Waiting to go up the Eiffel Tower during the high season will potentially rob you of valuable time that could otherwise be spent exploring other parts of the city. At least until the planned renovation works are finished and the wait time is reduced, think about going up the Tour Montparnasse. This tower block is almost as tall and offers amazing panoramic views of Paris that, helpfully, include its most famous monument. There are numerous other viewpoints to consider but the department store rooftops on Boulevard Haussmann are free and the Tour Saint-Jacques, open during the summer, is relatively unknown.
Musée d’Orsay and other expensive museums → City of Paris museums
Between October and March, the Musée d’Orsay and the other big museums offer free entry to all on the first Sunday of the month. On every other day of the year, the €15 entry fee is pretty steep if you’re not a student.
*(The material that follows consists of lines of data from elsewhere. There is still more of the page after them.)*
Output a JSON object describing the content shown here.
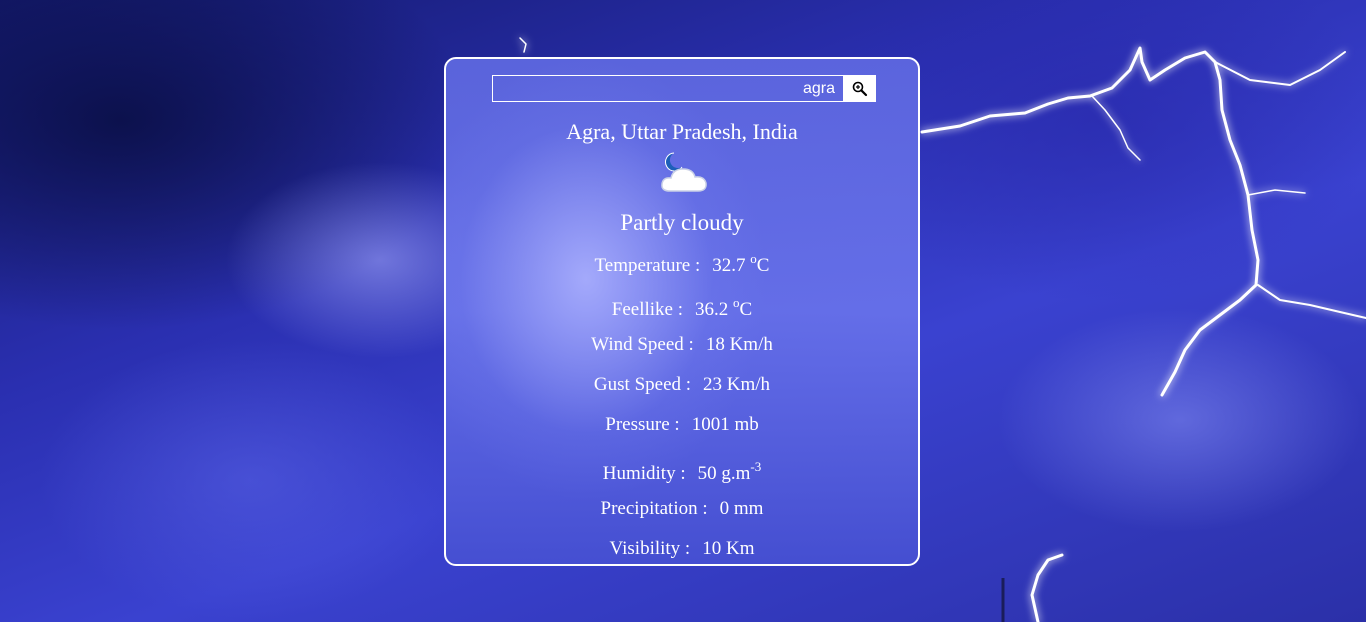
{
  "search": {
    "value": "agra",
    "button_icon": "search-zoom-icon"
  },
  "location": "Agra, Uttar Pradesh, India",
  "icon": "moon-cloud-icon",
  "condition": "Partly cloudy",
  "stats": {
    "temperature": {
      "label": "Temperature :",
      "value": "32.7",
      "unit_sup": "o",
      "unit": "C"
    },
    "feelslike": {
      "label": "Feellike :",
      "value": "36.2",
      "unit_sup": "o",
      "unit": "C"
    },
    "wind": {
      "label": "Wind Speed :",
      "value": "18 Km/h"
    },
    "gust": {
      "label": "Gust Speed :",
      "value": "23 Km/h"
    },
    "pressure": {
      "label": "Pressure :",
      "value": "1001 mb"
    },
    "humidity": {
      "label": "Humidity :",
      "value": "50 g.m",
      "unit_sup": "-3"
    },
    "precipitation": {
      "label": "Precipitation :",
      "value": "0 mm"
    },
    "visibility": {
      "label": "Visibility :",
      "value": "10 Km"
    }
  },
  "colors": {
    "card_border": "#ffffff",
    "text": "#ffffff",
    "lightning": "#ffffff"
  }
}
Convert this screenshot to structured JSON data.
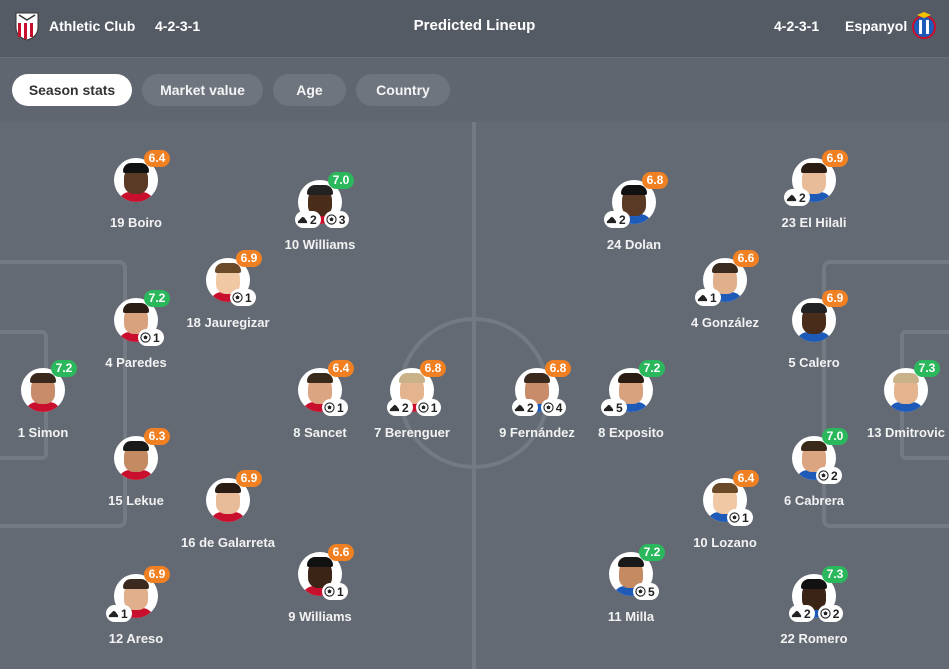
{
  "header": {
    "home_team": "Athletic Club",
    "home_formation": "4-2-3-1",
    "title": "Predicted Lineup",
    "away_formation": "4-2-3-1",
    "away_team": "Espanyol"
  },
  "tabs": [
    "Season stats",
    "Market value",
    "Age",
    "Country"
  ],
  "home_players": [
    {
      "name": "1 Simon",
      "rating": "7.2",
      "color": "green",
      "badges": []
    },
    {
      "name": "19 Boiro",
      "rating": "6.4",
      "color": "orange",
      "badges": []
    },
    {
      "name": "4 Paredes",
      "rating": "7.2",
      "color": "green",
      "badges": [
        {
          "icon": "goal",
          "count": "1"
        }
      ]
    },
    {
      "name": "15 Lekue",
      "rating": "6.3",
      "color": "orange",
      "badges": []
    },
    {
      "name": "12 Areso",
      "rating": "6.9",
      "color": "orange",
      "badges": [
        {
          "icon": "assist",
          "count": "1"
        }
      ]
    },
    {
      "name": "18 Jauregizar",
      "rating": "6.9",
      "color": "orange",
      "badges": [
        {
          "icon": "goal",
          "count": "1"
        }
      ]
    },
    {
      "name": "16 de Galarreta",
      "rating": "6.9",
      "color": "orange",
      "badges": []
    },
    {
      "name": "10 Williams",
      "rating": "7.0",
      "color": "green",
      "badges": [
        {
          "icon": "assist",
          "count": "2"
        },
        {
          "icon": "goal",
          "count": "3"
        }
      ]
    },
    {
      "name": "8 Sancet",
      "rating": "6.4",
      "color": "orange",
      "badges": [
        {
          "icon": "goal",
          "count": "1"
        }
      ]
    },
    {
      "name": "9 Williams",
      "rating": "6.6",
      "color": "orange",
      "badges": [
        {
          "icon": "goal",
          "count": "1"
        }
      ]
    },
    {
      "name": "7 Berenguer",
      "rating": "6.8",
      "color": "orange",
      "badges": [
        {
          "icon": "assist",
          "count": "2"
        },
        {
          "icon": "goal",
          "count": "1"
        }
      ]
    }
  ],
  "away_players": [
    {
      "name": "9 Fernández",
      "rating": "6.8",
      "color": "orange",
      "badges": [
        {
          "icon": "assist",
          "count": "2"
        },
        {
          "icon": "goal",
          "count": "4"
        }
      ]
    },
    {
      "name": "24 Dolan",
      "rating": "6.8",
      "color": "orange",
      "badges": [
        {
          "icon": "assist",
          "count": "2"
        }
      ]
    },
    {
      "name": "8 Exposito",
      "rating": "7.2",
      "color": "green",
      "badges": [
        {
          "icon": "assist",
          "count": "5"
        }
      ]
    },
    {
      "name": "11 Milla",
      "rating": "7.2",
      "color": "green",
      "badges": [
        {
          "icon": "goal",
          "count": "5"
        }
      ]
    },
    {
      "name": "4 González",
      "rating": "6.6",
      "color": "orange",
      "badges": [
        {
          "icon": "assist",
          "count": "1"
        }
      ]
    },
    {
      "name": "10 Lozano",
      "rating": "6.4",
      "color": "orange",
      "badges": [
        {
          "icon": "goal",
          "count": "1"
        }
      ]
    },
    {
      "name": "23 El Hilali",
      "rating": "6.9",
      "color": "orange",
      "badges": [
        {
          "icon": "assist",
          "count": "2"
        }
      ]
    },
    {
      "name": "5 Calero",
      "rating": "6.9",
      "color": "orange",
      "badges": []
    },
    {
      "name": "6 Cabrera",
      "rating": "7.0",
      "color": "green",
      "badges": [
        {
          "icon": "goal",
          "count": "2"
        }
      ]
    },
    {
      "name": "22 Romero",
      "rating": "7.3",
      "color": "green",
      "badges": [
        {
          "icon": "assist",
          "count": "2"
        },
        {
          "icon": "goal",
          "count": "2"
        }
      ]
    },
    {
      "name": "13 Dmitrovic",
      "rating": "7.3",
      "color": "green",
      "badges": []
    }
  ],
  "colors": {
    "orange": "#f08022",
    "green": "#2bb85c",
    "pitch": "#636a74"
  }
}
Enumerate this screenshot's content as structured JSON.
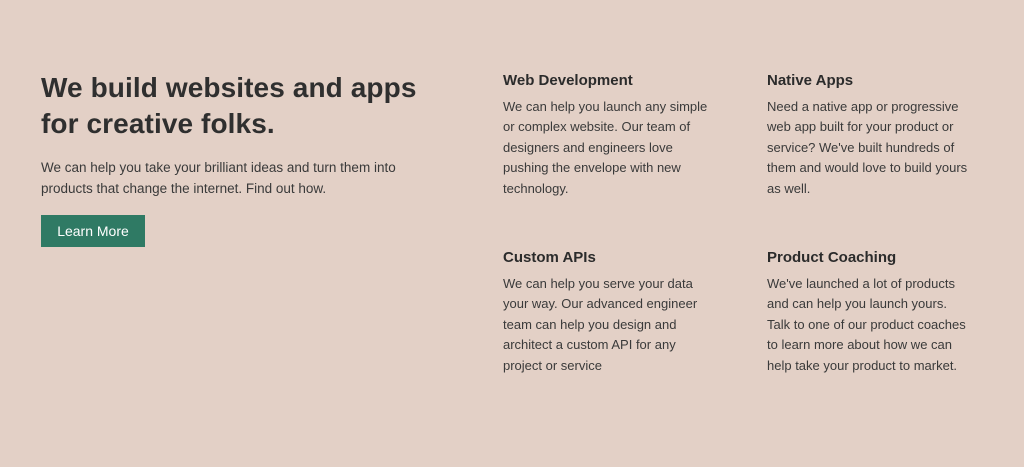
{
  "hero": {
    "title": "We build websites and apps for creative folks.",
    "description": "We can help you take your brilliant ideas and turn them into products that change the internet. Find out how.",
    "cta_label": "Learn More"
  },
  "features": [
    {
      "title": "Web Development",
      "description": "We can help you launch any simple or complex website. Our team of designers and engineers love pushing the envelope with new technology."
    },
    {
      "title": "Native Apps",
      "description": "Need a native app or progressive web app built for your product or service? We've built hundreds of them and would love to build yours as well."
    },
    {
      "title": "Custom APIs",
      "description": "We can help you serve your data your way. Our advanced engineer team can help you design and architect a custom API for any project or service"
    },
    {
      "title": "Product Coaching",
      "description": "We've launched a lot of products and can help you launch yours. Talk to one of our product coaches to learn more about how we can help take your product to market."
    }
  ],
  "colors": {
    "background": "#e3d0c6",
    "accent": "#2f7a64",
    "text": "#2b2b2b"
  }
}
However, the City of Paris museums are numerous and entry to their permanent collections, which are just as good but attract far fewer tourists, is free.
Restaurants of rue de la Huchette → Eateries in the Marais
Saint-Michel, and particularly the rue de la Huchette, has become one of the most touristy parts of the capital. Its garish gift shops, poor-quality crêpe restaurants, and gyro houses are nothing special, so for a more Parisian experience push further into the Left Bank, past the Boulevard Saint-Germain, or head to the Marais on the Right Bank. One of the oldest and most cramped parts of the city, it can also get crowded but at least it’s locals doing the shuffling and shoving. Food-wise, you’ll find the best falafel and pastrami sandwiches in France in the alleyways of this neighborhood.
Île de la Cité → Île Saint-Louis
The islands of the Seine are also crazy popular with tourists. Our advice would be to do a whistle-stop tour of the Île de la Cité, taking in at a safe distance the big sights like the Conciergerie and Notre-Dame, and then head over to the Île Saint-Louis for a more relaxing stroll and some lunch. Even less frequented is the Île Louviers (which is actually no longer an island), where you can enjoy a hassle-free afternoon at the Pavillon de l’Arsenal, the city’s museum of architecture.
Notre-Dame → Musée de Cluny
As for Notre-Dame, it really is only worth waiting to get inside if you happen to be there on a quiet day (which are extremely rare). The gothic architecture can be enjoyed from the outside and the nearby Musée de Cluny contains many more medieval treasures than the cathedral and its crypt. The museum is also to receive a multi-million euro redevelopment in the near future.
Bateaux Mouches and Co. → Batobus (or a self-directed cruise on the Canal Saint-Martin)
The last of Paris’ tourist traps is the Seine, or at least the boats that operate on it. An hour-long cruise on the Bateaux Mouches or one of its competitors will cost you around €13.50 and, depending on the season, result in either sunstroke or frostbite. There’s also nothing that can be seen from the water that you can’t get a better view of from the riverbanks. If it’s the thrill of a boat ride you’re after, consider splashing out a few more euros on a Batobus pass that at least allows you to hop on and off a shuttle as many times as you like on a route that runs between Beaugrenelle shopping center and Les Docks. Alternatively, take yourself on a cruise on the Paris canals with the Marin d’eau douce. Prices start at €40 for a five-person boat.